We used to garden, but now we just do maybe some tomato plants. Still, this time of year brings out the itch to get out in the yard. A few years ago we made our first trip to Washington DC and then down to Virginia. The trip was an experience in American history and one of my favorite stops was at Thomas Jefferson’s Monticello. I wasn’t aware of the extent of his interest in horticulture until that trip.
His gardens boast upwards of 250 vegetables and 170 different fruits. It’s said he wasn’t afraid of failure and experimented with different plants and seeds. He believed that ‘the failure of one thing is repaired by the success of another’.
I read an article about the new seedless varieties we have today and that if we didn’t experiment that instead of going to the market and selecting Golden Delicious, or Fuji or Granny Smith, we would have one selection called ‘apples’.
Thomas Jefferson was a man that thought outside the box. His gardens and home are a testament to that. The New York Times published an excellent article on Thomas Jefferson’s garden in June 2010.

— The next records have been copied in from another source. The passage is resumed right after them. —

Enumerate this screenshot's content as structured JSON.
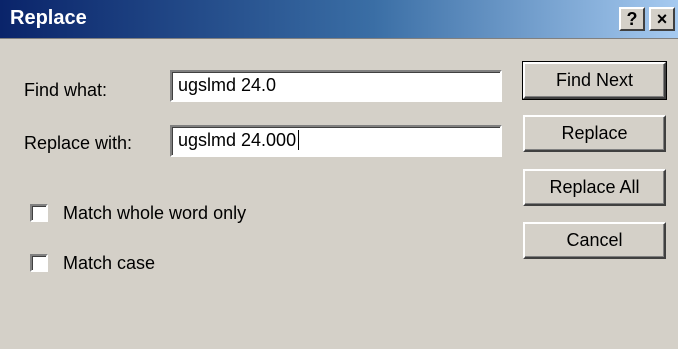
{
  "window": {
    "title": "Replace",
    "help_label": "?",
    "close_label": "×"
  },
  "form": {
    "find_label": "Find what:",
    "find_value": "ugslmd 24.0",
    "replace_label": "Replace with:",
    "replace_value": "ugslmd 24.000"
  },
  "options": {
    "match_whole_word_label": "Match whole word only",
    "match_whole_word_checked": false,
    "match_case_label": "Match case",
    "match_case_checked": false
  },
  "buttons": {
    "find_next": "Find Next",
    "replace": "Replace",
    "replace_all": "Replace All",
    "cancel": "Cancel"
  }
}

Wishing you a happy spring and if you’re so inclined happy gardening.